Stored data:
-- Opening Marker --
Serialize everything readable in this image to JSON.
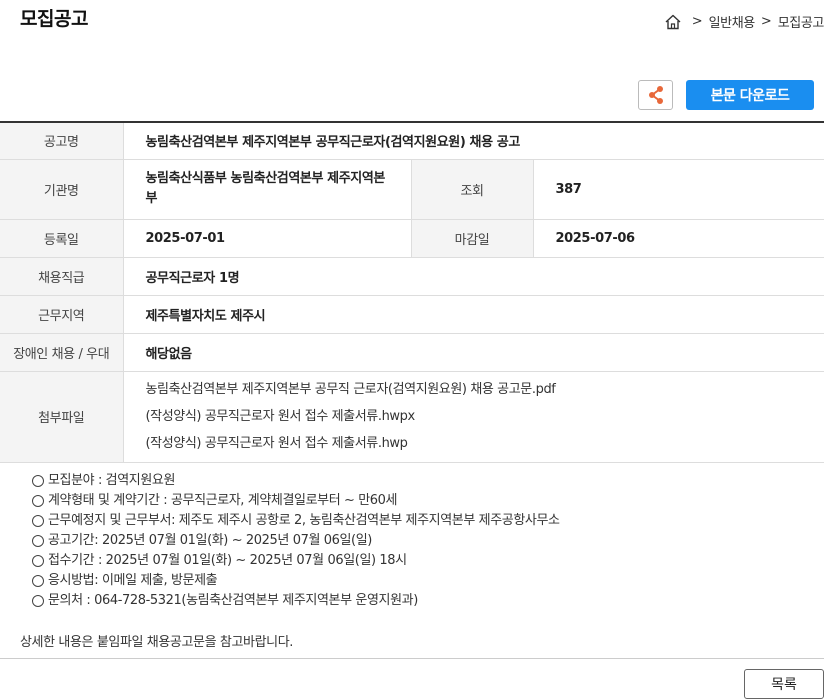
{
  "header": {
    "title": "모집공고",
    "breadcrumb": [
      "일반채용",
      "모집공고"
    ],
    "breadcrumb_sep": ">"
  },
  "toolbar": {
    "download_label": "본문 다운로드",
    "share_icon": "share-icon",
    "accent_color": "#1a8ef0",
    "share_color": "#e8683a"
  },
  "info": {
    "announcement_label": "공고명",
    "announcement_value": "농림축산검역본부 제주지역본부 공무직근로자(검역지원요원) 채용 공고",
    "org_label": "기관명",
    "org_value": "농림축산식품부 농림축산검역본부 제주지역본부",
    "views_label": "조회",
    "views_value": "387",
    "reg_label": "등록일",
    "reg_value": "2025-07-01",
    "deadline_label": "마감일",
    "deadline_value": "2025-07-06",
    "position_label": "채용직급",
    "position_value": "공무직근로자 1명",
    "region_label": "근무지역",
    "region_value": "제주특별자치도 제주시",
    "disability_label": "장애인 채용 / 우대",
    "disability_value": "해당없음",
    "attach_label": "첨부파일",
    "attachments": [
      "농림축산검역본부 제주지역본부 공무직 근로자(검역지원요원) 채용 공고문.pdf",
      "(작성양식) 공무직근로자 원서 접수 제출서류.hwpx",
      "(작성양식) 공무직근로자 원서 접수 제출서류.hwp"
    ]
  },
  "body": {
    "items": [
      "모집분야 : 검역지원요원",
      "계약형태 및 계약기간  : 공무직근로자, 계약체결일로부터 ~ 만60세",
      "근무예정지 및 근무부서: 제주도 제주시 공항로 2, 농림축산검역본부 제주지역본부 제주공항사무소",
      "공고기간:  2025년 07월 01일(화) ~ 2025년 07월  06일(일)",
      "접수기간 : 2025년 07월 01일(화) ~ 2025년 07월  06일(일) 18시",
      "응시방법: 이메일 제출, 방문제출",
      "문의처 : 064-728-5321(농림축산검역본부 제주지역본부 운영지원과)"
    ],
    "note": "상세한 내용은 붙임파일 채용공고문을 참고바랍니다."
  },
  "footer": {
    "list_label": "목록"
  }
}
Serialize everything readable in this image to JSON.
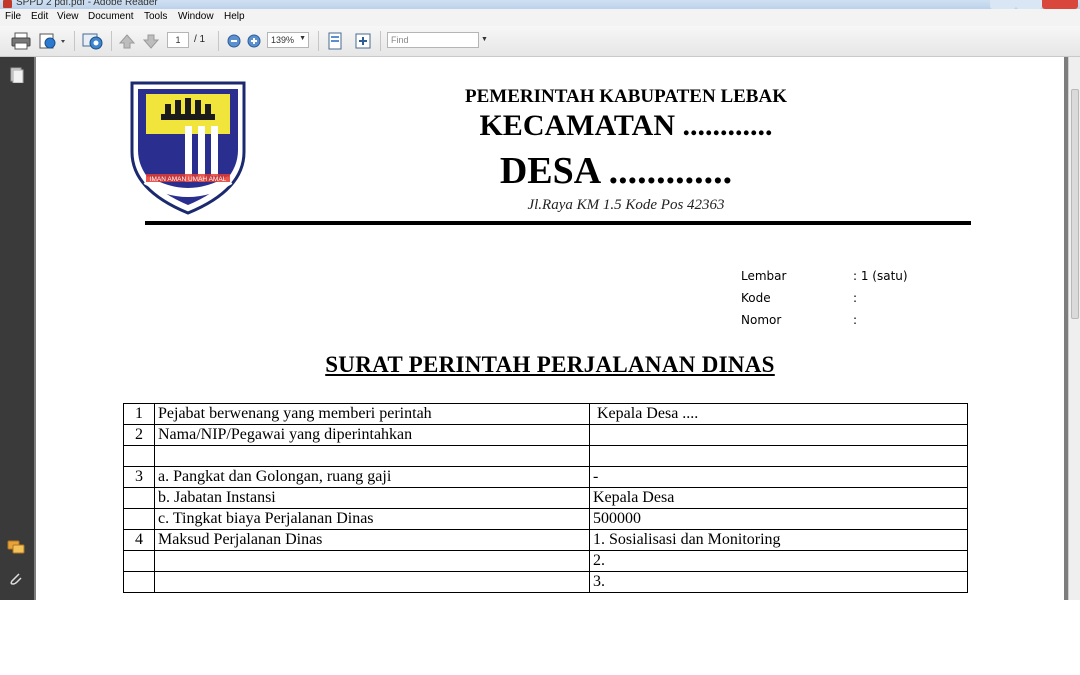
{
  "window": {
    "title": "SPPD 2 pdf.pdf - Adobe Reader"
  },
  "menu": [
    "File",
    "Edit",
    "View",
    "Document",
    "Tools",
    "Window",
    "Help"
  ],
  "toolbar": {
    "page_current": "1",
    "page_total": "/ 1",
    "zoom": "139%",
    "find_placeholder": "Find"
  },
  "document": {
    "header": {
      "line1": "PEMERINTAH KABUPATEN LEBAK",
      "line2": "KECAMATAN ............",
      "line3": "DESA .............",
      "address": "Jl.Raya KM 1.5 Kode Pos 42363",
      "logo_motto": "IMAN AMAN UMAH AMAL"
    },
    "meta": [
      {
        "label": "Lembar",
        "value": ": 1 (satu)"
      },
      {
        "label": "Kode",
        "value": ":"
      },
      {
        "label": "Nomor",
        "value": ":"
      }
    ],
    "title": "SURAT PERINTAH PERJALANAN DINAS",
    "table": [
      {
        "no": "1",
        "desc": "Pejabat berwenang yang memberi perintah",
        "value": " Kepala Desa ...."
      },
      {
        "no": "2",
        "desc": "Nama/NIP/Pegawai yang diperintahkan",
        "value": ""
      },
      {
        "no": "",
        "desc": "",
        "value": ""
      },
      {
        "no": "3",
        "desc": "a. Pangkat dan Golongan, ruang gaji",
        "value": "-"
      },
      {
        "no": "",
        "desc": "b. Jabatan Instansi",
        "value": "Kepala Desa"
      },
      {
        "no": "",
        "desc": "c. Tingkat biaya Perjalanan Dinas",
        "value": "500000"
      },
      {
        "no": "4",
        "desc": "Maksud Perjalanan Dinas",
        "value": "1. Sosialisasi dan Monitoring"
      },
      {
        "no": "",
        "desc": "",
        "value": "2."
      },
      {
        "no": "",
        "desc": "",
        "value": "3."
      }
    ]
  }
}
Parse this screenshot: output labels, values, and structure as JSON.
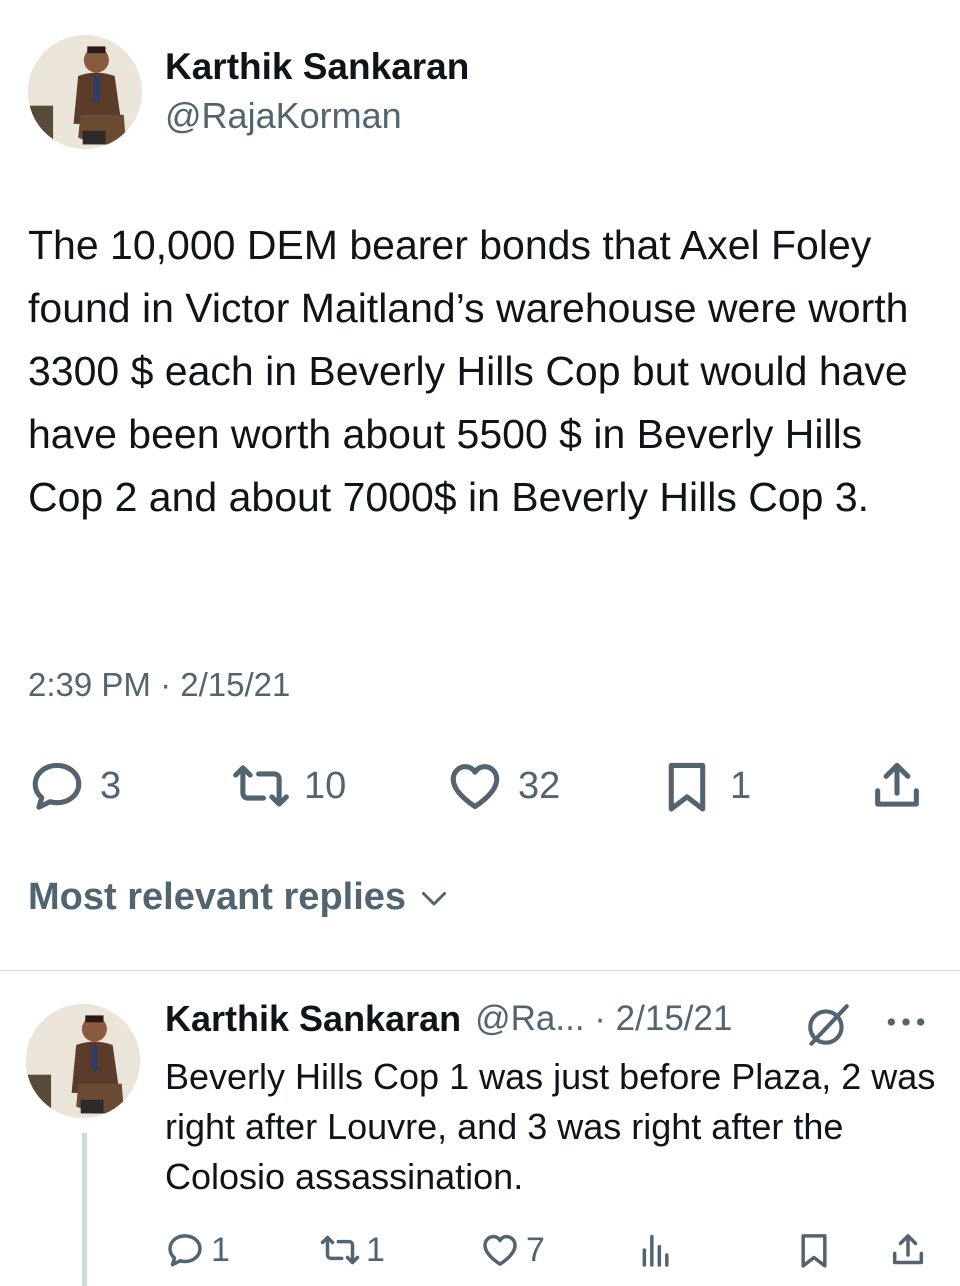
{
  "tweet": {
    "author_name": "Karthik Sankaran",
    "author_handle": "@RajaKorman",
    "text": "The 10,000 DEM bearer bonds that Axel Foley found in Victor Maitland’s warehouse were worth 3300 $ each in Beverly Hills Cop but would have have been worth about 5500 $ in Beverly Hills Cop 2 and about 7000$ in Beverly Hills Cop 3.",
    "timestamp": "2:39 PM · 2/15/21",
    "actions": {
      "replies": "3",
      "retweets": "10",
      "likes": "32",
      "bookmarks": "1"
    }
  },
  "replies_sort": {
    "label": "Most relevant replies"
  },
  "reply": {
    "author_name": "Karthik Sankaran",
    "author_handle_date": "@Ra... · 2/15/21",
    "text": "Beverly Hills Cop 1 was just before Plaza, 2 was right after Louvre, and 3 was right after the Colosio assassination.",
    "actions": {
      "replies": "1",
      "retweets": "1",
      "likes": "7"
    }
  },
  "icons": {
    "reply": "speech-bubble-icon",
    "retweet": "retweet-icon",
    "like": "heart-icon",
    "bookmark": "bookmark-icon",
    "share": "share-icon",
    "views": "bar-chart-icon",
    "grok": "grok-icon",
    "more": "more-dots-icon",
    "sort": "chevron-down-icon"
  },
  "colors": {
    "text": "#0f1419",
    "secondary": "#536471",
    "divider": "#cfd9de"
  }
}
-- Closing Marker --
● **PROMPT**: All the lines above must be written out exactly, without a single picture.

● **EXPECTED ANSWER**:
Serialize everything readable in this image to JSON.
{
  "header": {
    "title": "모집공고",
    "breadcrumb": [
      "일반채용",
      "모집공고"
    ],
    "breadcrumb_sep": ">"
  },
  "toolbar": {
    "download_label": "본문 다운로드",
    "share_icon": "share-icon",
    "accent_color": "#1a8ef0",
    "share_color": "#e8683a"
  },
  "info": {
    "announcement_label": "공고명",
    "announcement_value": "농림축산검역본부 제주지역본부 공무직근로자(검역지원요원) 채용 공고",
    "org_label": "기관명",
    "org_value": "농림축산식품부 농림축산검역본부 제주지역본부",
    "views_label": "조회",
    "views_value": "387",
    "reg_label": "등록일",
    "reg_value": "2025-07-01",
    "deadline_label": "마감일",
    "deadline_value": "2025-07-06",
    "position_label": "채용직급",
    "position_value": "공무직근로자 1명",
    "region_label": "근무지역",
    "region_value": "제주특별자치도 제주시",
    "disability_label": "장애인 채용 / 우대",
    "disability_value": "해당없음",
    "attach_label": "첨부파일",
    "attachments": [
      "농림축산검역본부 제주지역본부 공무직 근로자(검역지원요원) 채용 공고문.pdf",
      "(작성양식) 공무직근로자 원서 접수 제출서류.hwpx",
      "(작성양식) 공무직근로자 원서 접수 제출서류.hwp"
    ]
  },
  "body": {
    "items": [
      "모집분야 : 검역지원요원",
      "계약형태 및 계약기간  : 공무직근로자, 계약체결일로부터 ~ 만60세",
      "근무예정지 및 근무부서: 제주도 제주시 공항로 2, 농림축산검역본부 제주지역본부 제주공항사무소",
      "공고기간:  2025년 07월 01일(화) ~ 2025년 07월  06일(일)",
      "접수기간 : 2025년 07월 01일(화) ~ 2025년 07월  06일(일) 18시",
      "응시방법: 이메일 제출, 방문제출",
      "문의처 : 064-728-5321(농림축산검역본부 제주지역본부 운영지원과)"
    ],
    "note": "상세한 내용은 붙임파일 채용공고문을 참고바랍니다."
  },
  "footer": {
    "list_label": "목록"
  }
}
Serialize everything readable in this image to JSON.
{
  "window": {
    "title": "SPPD 2 pdf.pdf - Adobe Reader"
  },
  "menu": [
    "File",
    "Edit",
    "View",
    "Document",
    "Tools",
    "Window",
    "Help"
  ],
  "toolbar": {
    "page_current": "1",
    "page_total": "/ 1",
    "zoom": "139%",
    "find_placeholder": "Find"
  },
  "document": {
    "header": {
      "line1": "PEMERINTAH KABUPATEN LEBAK",
      "line2": "KECAMATAN ............",
      "line3": "DESA .............",
      "address": "Jl.Raya KM 1.5 Kode Pos 42363",
      "logo_motto": "IMAN AMAN UMAH AMAL"
    },
    "meta": [
      {
        "label": "Lembar",
        "value": ": 1 (satu)"
      },
      {
        "label": "Kode",
        "value": ":"
      },
      {
        "label": "Nomor",
        "value": ":"
      }
    ],
    "title": "SURAT PERINTAH PERJALANAN DINAS",
    "table": [
      {
        "no": "1",
        "desc": "Pejabat berwenang yang memberi perintah",
        "value": " Kepala Desa ...."
      },
      {
        "no": "2",
        "desc": "Nama/NIP/Pegawai yang diperintahkan",
        "value": ""
      },
      {
        "no": "",
        "desc": "",
        "value": ""
      },
      {
        "no": "3",
        "desc": "a. Pangkat dan Golongan, ruang gaji",
        "value": "-"
      },
      {
        "no": "",
        "desc": "b. Jabatan Instansi",
        "value": "Kepala Desa"
      },
      {
        "no": "",
        "desc": "c. Tingkat biaya Perjalanan Dinas",
        "value": "500000"
      },
      {
        "no": "4",
        "desc": "Maksud Perjalanan Dinas",
        "value": "1. Sosialisasi dan Monitoring"
      },
      {
        "no": "",
        "desc": "",
        "value": "2."
      },
      {
        "no": "",
        "desc": "",
        "value": "3."
      }
    ]
  }
}
Parse this screenshot: output labels, values, and structure as JSON.
{
  "tweet": {
    "author_name": "Karthik Sankaran",
    "author_handle": "@RajaKorman",
    "text": "The 10,000 DEM bearer bonds that Axel Foley found in Victor Maitland’s warehouse were worth 3300 $ each in Beverly Hills Cop but would have have been worth about 5500 $ in Beverly Hills Cop 2 and about 7000$ in Beverly Hills Cop 3.",
    "timestamp": "2:39 PM · 2/15/21",
    "actions": {
      "replies": "3",
      "retweets": "10",
      "likes": "32",
      "bookmarks": "1"
    }
  },
  "replies_sort": {
    "label": "Most relevant replies"
  },
  "reply": {
    "author_name": "Karthik Sankaran",
    "author_handle_date": "@Ra... · 2/15/21",
    "text": "Beverly Hills Cop 1 was just before Plaza, 2 was right after Louvre, and 3 was right after the Colosio assassination.",
    "actions": {
      "replies": "1",
      "retweets": "1",
      "likes": "7"
    }
  },
  "icons": {
    "reply": "speech-bubble-icon",
    "retweet": "retweet-icon",
    "like": "heart-icon",
    "bookmark": "bookmark-icon",
    "share": "share-icon",
    "views": "bar-chart-icon",
    "grok": "grok-icon",
    "more": "more-dots-icon",
    "sort": "chevron-down-icon"
  },
  "colors": {
    "text": "#0f1419",
    "secondary": "#536471",
    "divider": "#cfd9de"
  }
}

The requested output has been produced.